* About this exercise
Check each line of the entries below for the word "label", and copy out the ones that have it.

* The data
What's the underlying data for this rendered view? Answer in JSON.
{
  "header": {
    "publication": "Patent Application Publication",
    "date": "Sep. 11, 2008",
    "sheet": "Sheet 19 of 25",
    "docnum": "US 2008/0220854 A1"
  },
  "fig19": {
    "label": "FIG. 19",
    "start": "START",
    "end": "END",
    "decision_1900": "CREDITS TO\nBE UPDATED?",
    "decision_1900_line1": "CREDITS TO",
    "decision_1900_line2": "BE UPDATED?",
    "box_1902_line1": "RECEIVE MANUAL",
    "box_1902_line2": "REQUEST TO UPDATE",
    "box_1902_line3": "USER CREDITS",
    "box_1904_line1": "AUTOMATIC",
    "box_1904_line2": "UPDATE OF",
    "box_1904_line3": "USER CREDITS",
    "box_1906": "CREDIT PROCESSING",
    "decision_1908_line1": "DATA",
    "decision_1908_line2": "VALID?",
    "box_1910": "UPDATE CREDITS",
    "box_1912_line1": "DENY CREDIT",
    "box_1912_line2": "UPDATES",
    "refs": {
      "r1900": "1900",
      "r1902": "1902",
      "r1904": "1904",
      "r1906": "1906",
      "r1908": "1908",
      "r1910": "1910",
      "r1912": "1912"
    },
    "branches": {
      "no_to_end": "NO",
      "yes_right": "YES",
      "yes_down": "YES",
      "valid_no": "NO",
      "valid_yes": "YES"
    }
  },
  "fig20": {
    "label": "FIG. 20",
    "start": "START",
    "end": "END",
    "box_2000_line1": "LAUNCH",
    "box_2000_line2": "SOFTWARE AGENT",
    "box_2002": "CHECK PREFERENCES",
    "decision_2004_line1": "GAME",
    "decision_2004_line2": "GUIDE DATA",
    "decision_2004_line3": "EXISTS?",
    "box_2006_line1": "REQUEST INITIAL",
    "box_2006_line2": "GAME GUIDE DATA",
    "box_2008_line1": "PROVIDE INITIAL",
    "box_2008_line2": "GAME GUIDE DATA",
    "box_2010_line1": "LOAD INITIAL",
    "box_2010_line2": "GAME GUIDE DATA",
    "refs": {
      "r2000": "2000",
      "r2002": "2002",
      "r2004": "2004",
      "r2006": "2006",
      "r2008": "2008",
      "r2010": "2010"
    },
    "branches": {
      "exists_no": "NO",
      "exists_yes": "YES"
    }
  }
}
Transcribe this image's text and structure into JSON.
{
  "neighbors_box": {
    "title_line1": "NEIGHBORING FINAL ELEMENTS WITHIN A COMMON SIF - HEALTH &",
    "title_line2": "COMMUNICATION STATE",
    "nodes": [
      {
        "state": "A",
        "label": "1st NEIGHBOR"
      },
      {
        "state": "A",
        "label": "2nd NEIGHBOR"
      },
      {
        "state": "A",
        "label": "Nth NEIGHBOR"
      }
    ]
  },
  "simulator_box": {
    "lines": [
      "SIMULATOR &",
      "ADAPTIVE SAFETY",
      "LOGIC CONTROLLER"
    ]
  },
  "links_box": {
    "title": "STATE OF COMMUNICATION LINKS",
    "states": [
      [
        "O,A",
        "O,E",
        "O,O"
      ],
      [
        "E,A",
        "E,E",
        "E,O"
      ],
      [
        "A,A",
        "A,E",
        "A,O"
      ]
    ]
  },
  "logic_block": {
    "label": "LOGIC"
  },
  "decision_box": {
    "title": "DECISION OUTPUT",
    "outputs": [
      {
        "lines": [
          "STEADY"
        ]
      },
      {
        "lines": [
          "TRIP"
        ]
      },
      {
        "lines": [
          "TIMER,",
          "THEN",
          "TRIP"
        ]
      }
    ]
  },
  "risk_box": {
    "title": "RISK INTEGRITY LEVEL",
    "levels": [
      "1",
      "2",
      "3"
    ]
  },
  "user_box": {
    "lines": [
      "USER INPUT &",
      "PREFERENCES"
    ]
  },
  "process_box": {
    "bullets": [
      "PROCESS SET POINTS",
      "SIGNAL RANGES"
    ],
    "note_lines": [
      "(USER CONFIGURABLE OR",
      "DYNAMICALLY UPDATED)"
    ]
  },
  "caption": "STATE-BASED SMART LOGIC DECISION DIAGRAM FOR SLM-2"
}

* Exercise output
    "label": "FIG. 19",
    "label": "FIG. 20",
        "label": "1st NEIGHBOR"
        "label": "2nd NEIGHBOR"
        "label": "Nth NEIGHBOR"
    "label": "LOGIC"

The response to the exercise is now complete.